  • Complete population census (no sampling) with random treatment assignment: randomization tests are legit.
  • Complete population census but non-random assignment: “appeal to a hypothetical universe (Fisher, Hagood) or a random model (Gold) is unhelpful.”
  • Neither sampling nor assignment are random: statistical inference is not legit, but “it is argued, statistical analysis is defensible if due regard is paid to the specification of the population and the judged representativeness of the sample.”

Section 7.2 is a take-down of meta-analysis, but his examples from the literature all seem to be rather poorly-done straw-men; surely we do them better nowadays?

p. 166-167: explanation vs. prediction, and laws vs. possibilities:

  • The philosophy of science now recognizes that we can explain some things well without being able to predict them (e.g. earthquakes), and vice versa (e.g. child language acquisition). So empirical association isn’t an explanation on its own; but the methods of social science (especially NHST) do not yet reflect this shift.
  • “science must be concerned with the discovery and explanation of possibilities as well as with the discovery of putative laws. If, for example, we learn that some children can recite a nursery rhyme backwards the cognitive processes required to perform the feat are worthy of investigation irrespective of the proportion of children who possess the ability.” For such studies, we may not need to focus on statistical inference about population averages as much as qualitative studies on one or two individuals, and that is still legitimate science.

All three inference schools have weaknesses when it comes to putting an interpretation on the results.
Neyman-Pearson tells you exactly what you can say, but it’s not what you care about; adding human judgement to make the results useful is inconsistent with the theory.
Bayes requires you to specify a prior, which bothers Frequentists; but frankly it’s not much worse than the subjectivity Frequentists already use when picking a class of models to start with. And if you do make your prior explicit, then the results are interpretable in the way scientists actually want.

2 responses to “Statistical Inference, Michael Oakes; and “Likelihood inference”

  1. Hi there,

    I regularly use likelihood inference in my work, and it is my overall paradigm for inference. If you would like an excellent book on applied likelihood inference and statistical modeling, I would avoid Royall and Edwards, as they are more theoretical/philosophical.

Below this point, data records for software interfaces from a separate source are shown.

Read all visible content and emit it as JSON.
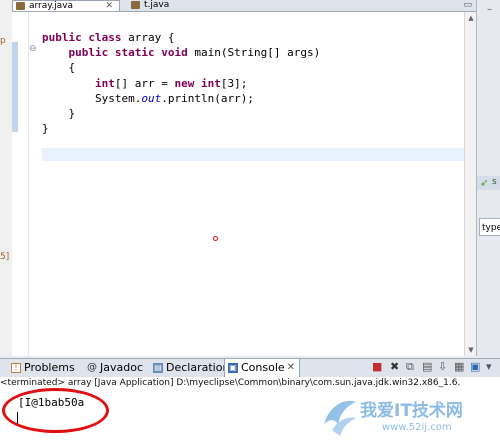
{
  "editor_tabs": [
    {
      "label": "array.java",
      "close": "✕"
    },
    {
      "label": "t.java"
    }
  ],
  "editor_controls": "▭",
  "left_markers": [
    "p",
    "5]"
  ],
  "code_lines": [
    "public class array {",
    "    public static void main(String[] args)",
    "    {",
    "        int[] arr = new int[3];",
    "        System.out.println(arr);",
    "    }",
    "}"
  ],
  "fold_icon": "⊖",
  "right_panel": {
    "header_label": "s",
    "type_field": "type"
  },
  "console_tabs": [
    {
      "label": "Problems",
      "icon": "!"
    },
    {
      "label": "Javadoc",
      "icon": "@"
    },
    {
      "label": "Declaration",
      "icon": "▤"
    },
    {
      "label": "Console",
      "icon": "▣",
      "close": "✕"
    }
  ],
  "console_status": "<terminated> array [Java Application] D:\\myeclipse\\Common\\binary\\com.sun.java.jdk.win32.x86_1.6.",
  "console_output": "[I@1bab50a",
  "watermark": {
    "text": "我爱IT技术网",
    "url": "www.52ij.com"
  },
  "colors": {
    "keyword": "#7f0055",
    "field": "#0000c0",
    "annotation": "#e01010"
  }
}
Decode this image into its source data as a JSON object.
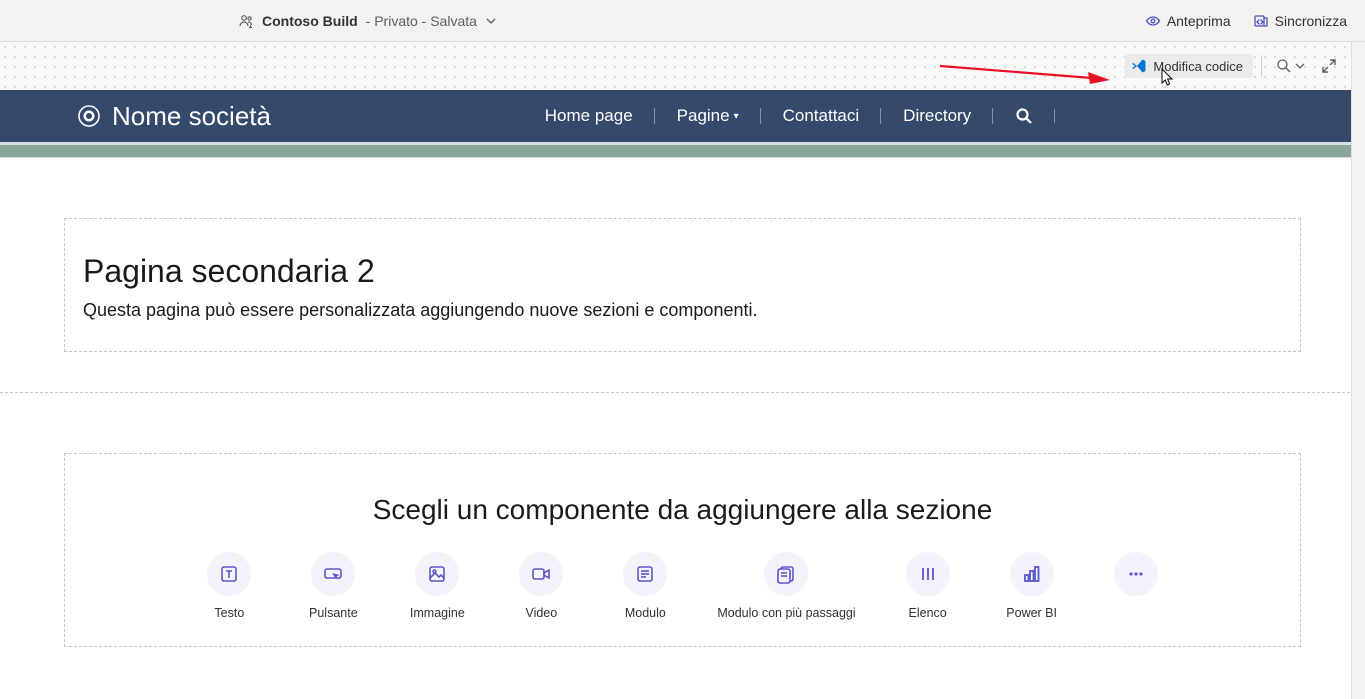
{
  "topbar": {
    "app_name": "Contoso Build",
    "app_meta": " - Privato - Salvata",
    "preview_label": "Anteprima",
    "sync_label": "Sincronizza"
  },
  "toolbar": {
    "edit_code_label": "Modifica codice"
  },
  "site": {
    "brand": "Nome società",
    "nav": {
      "home": "Home page",
      "pages": "Pagine",
      "contact": "Contattaci",
      "directory": "Directory"
    }
  },
  "page": {
    "title": "Pagina secondaria 2",
    "subtitle": "Questa pagina può essere personalizzata aggiungendo nuove sezioni e componenti."
  },
  "picker": {
    "heading": "Scegli un componente da aggiungere alla sezione",
    "items": {
      "text": "Testo",
      "button": "Pulsante",
      "image": "Immagine",
      "video": "Video",
      "form": "Modulo",
      "multistep": "Modulo con più passaggi",
      "list": "Elenco",
      "powerbi": "Power BI",
      "more": "..."
    }
  }
}
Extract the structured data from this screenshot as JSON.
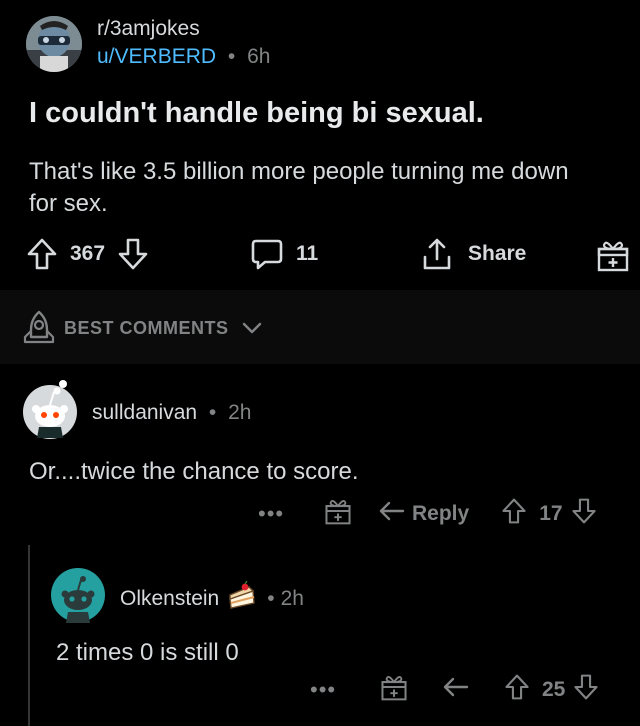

Owen is an excellent reference for a particular approach called “Empirical Likelihood” but there is MUCH more to the likelihood school than you will in Owen. I regularly use, and HIGHLY recommend you get a copy of Yudi Pawitan’s “In All Likelihood” — it covers essentiually the ENTIRE range of likelihood theory for applied statistics (and some interesting theoretical/philosophical issues as well). He also uses R extensively, so all his examples are real data and results, not fabricated for easy solutions.

    Anyway, thought that I’d recommend that book to you if you are serious about using likelihood theory….the plus/minus two “support units” you cite from Oakes is NOT correct as intervals are formed based on a given normalized likelihood ratio value, not the support value. The theoretical basis for this will become clear if you read Pawitan’s book.

    • Thank you, Mike. I’m glad to hear likelihood inference is still in active use & development. I will definitely track down a copy of Pawitan’s book. Thanks for the reference!
      (Also, sorry for the delay in approving your comment — I’ve been traveling without regular web access.)